Reaching out, he touched the wall. His hand broke the surface; gray particles trickled and hurried down, fragments of plaster resembling the radioactive dust outside. He seated himself at the table and, like rotten, hollow tubes the legs of the chair bent; standing quickly, he set down the cup and tried to reform the chair, tried to press it back into its right shape. The chair came apart in his hands, the screws which had previously connected its several sections ripping out and hanging loose. He saw, on the table, the ceramic cup crack; webs of fine lines grew like the shadows of a vine, and then a chip dropped from the edge of the cup, exposing the rough, unglazed interior.
"What's he doing?" Irmgard Baty's voice came to him distantly. "He's breaking everything! Isidore, stop - "
"I'm not doing it," he said. He walked unsteadily into the living room, to be by himself; he stood by the tattered couch and gazed at the yellow, stained wall with all the spots which dead bugs, that had once crawled, had left, and again he thought of the corpse of the spider with its four remaining legs. Everything in here is old, he realized. It long ago began to decay and it won't stop. The corpse of the spider has taken over.
In the depression caused by the sagging of the floor, pieces of animals manifested themselves, the head of a crow, mummified hands which might have once been parts of monkeys. A donkey stood a little way off, not stirring and yet apparently alive; at least it had not begun to deteriorate. He started toward it, feeling stick-like bones, dry as weeds, splinter under his shoes. But before he could reach the donkey - one of the creatures which he loved the most - a shiny blue crow fell from above to perch on the donkey's unprotesting muzzle. Don't, he said aloud, but the crow, rapidly, picked out the donkey's eyes. Again, he thought. It's happening to me again. I will be down here a long time, he realized. As before. It's always long, because nothing here ever changes; a point comes when it does not even decay.
A dry wind rustled, and around him the heaps of bones broke. Even the wind destroys them, he perceived. At this stage. just before time ceases. I wish I could remember how to climb up from here, he thought. Looking up he saw nothing to grasp.
Mercer, he said aloud. Where are you now? This is the tomb world and I am in it again, but this time you're not here too.
Something crept across his foot. He knelt down and searched for it - and found it because it moved so slowly. The mutilated spider, advancing itself haltingly on its surviving legs; he picked it up and held it in the palm of his hand. The bones, he realized, have reversed themselves; the spider is again alive. Mercer must be near.

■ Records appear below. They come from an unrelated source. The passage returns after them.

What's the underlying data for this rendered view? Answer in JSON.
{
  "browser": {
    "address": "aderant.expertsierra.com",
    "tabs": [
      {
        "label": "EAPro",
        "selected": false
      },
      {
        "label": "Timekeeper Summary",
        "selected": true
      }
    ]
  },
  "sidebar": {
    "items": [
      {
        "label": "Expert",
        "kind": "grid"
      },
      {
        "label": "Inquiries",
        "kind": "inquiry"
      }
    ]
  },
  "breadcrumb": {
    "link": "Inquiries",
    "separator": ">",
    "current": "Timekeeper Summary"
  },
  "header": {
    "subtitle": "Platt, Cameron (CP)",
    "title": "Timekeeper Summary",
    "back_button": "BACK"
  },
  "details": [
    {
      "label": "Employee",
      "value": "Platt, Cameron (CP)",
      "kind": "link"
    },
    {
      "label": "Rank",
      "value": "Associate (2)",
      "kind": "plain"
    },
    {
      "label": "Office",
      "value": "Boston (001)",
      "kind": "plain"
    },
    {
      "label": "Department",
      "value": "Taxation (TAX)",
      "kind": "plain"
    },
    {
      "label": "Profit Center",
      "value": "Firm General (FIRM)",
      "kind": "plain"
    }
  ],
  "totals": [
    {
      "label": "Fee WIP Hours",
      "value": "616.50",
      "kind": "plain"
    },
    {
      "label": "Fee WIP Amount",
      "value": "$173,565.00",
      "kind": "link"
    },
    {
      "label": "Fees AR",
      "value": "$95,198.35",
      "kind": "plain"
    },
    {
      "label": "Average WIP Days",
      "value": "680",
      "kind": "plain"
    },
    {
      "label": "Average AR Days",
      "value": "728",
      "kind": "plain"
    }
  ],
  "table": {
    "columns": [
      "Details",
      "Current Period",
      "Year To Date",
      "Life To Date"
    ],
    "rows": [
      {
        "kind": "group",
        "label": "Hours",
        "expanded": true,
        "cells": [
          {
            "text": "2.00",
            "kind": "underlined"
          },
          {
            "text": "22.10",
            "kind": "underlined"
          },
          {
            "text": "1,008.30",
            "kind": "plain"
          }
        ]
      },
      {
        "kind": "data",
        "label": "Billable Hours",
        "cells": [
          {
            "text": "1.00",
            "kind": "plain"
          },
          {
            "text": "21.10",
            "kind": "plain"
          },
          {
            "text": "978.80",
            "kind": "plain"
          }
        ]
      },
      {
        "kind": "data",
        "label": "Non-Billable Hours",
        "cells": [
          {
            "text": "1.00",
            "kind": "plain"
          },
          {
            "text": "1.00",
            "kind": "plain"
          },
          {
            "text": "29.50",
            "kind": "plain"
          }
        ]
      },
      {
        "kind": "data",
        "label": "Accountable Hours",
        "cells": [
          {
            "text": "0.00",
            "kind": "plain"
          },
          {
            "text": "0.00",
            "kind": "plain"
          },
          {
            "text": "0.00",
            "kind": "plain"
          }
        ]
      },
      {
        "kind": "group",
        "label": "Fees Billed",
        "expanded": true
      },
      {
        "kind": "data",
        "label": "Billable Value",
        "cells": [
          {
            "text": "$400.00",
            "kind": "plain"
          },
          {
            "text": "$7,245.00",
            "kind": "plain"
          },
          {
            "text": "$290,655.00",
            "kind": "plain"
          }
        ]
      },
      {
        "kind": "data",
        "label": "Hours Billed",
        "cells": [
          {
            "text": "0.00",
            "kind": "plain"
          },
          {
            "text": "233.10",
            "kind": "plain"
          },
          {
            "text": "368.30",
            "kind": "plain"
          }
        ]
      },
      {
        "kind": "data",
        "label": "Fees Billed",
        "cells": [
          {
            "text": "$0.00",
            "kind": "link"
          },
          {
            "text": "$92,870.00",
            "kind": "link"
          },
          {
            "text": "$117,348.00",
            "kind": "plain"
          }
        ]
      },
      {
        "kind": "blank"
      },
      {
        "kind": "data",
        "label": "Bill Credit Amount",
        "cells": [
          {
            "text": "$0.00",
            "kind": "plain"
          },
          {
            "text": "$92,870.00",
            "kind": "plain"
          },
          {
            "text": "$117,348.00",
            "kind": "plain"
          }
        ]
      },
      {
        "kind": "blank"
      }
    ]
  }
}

The wind blew, cracking and splintering the remaining bones, but he sensed the presence of Mercer. Come here, he said to Mercer. Crawl across my foot or find some other way of reaching me. Okay? Mercer, he thought. Aloud he said, "Mercer!"
Across the landscape weeds advanced; weeds corkscrewed their way into the walls around him and worked the walls until they the weeds became their own spore. The spore expanded, split, and burst within the corrupted steel and shards of concrete that had formerly been walls. But the desolation remained after the walls had gone; the desolation followed after everything else. Except the frail, dim figure of Mercer; the old man faced him, a placid expression on his face.
"Is the sky painted?" Isidore asked. "Are there really brushstrokes that show up under magnification?"
"Yes," Mercer said.
"I can't see them."
"You're too close," Mercer said. "You have to be a long way off, the way the androids are. They have better perspective."
"Is that why they claim you're a fraud?"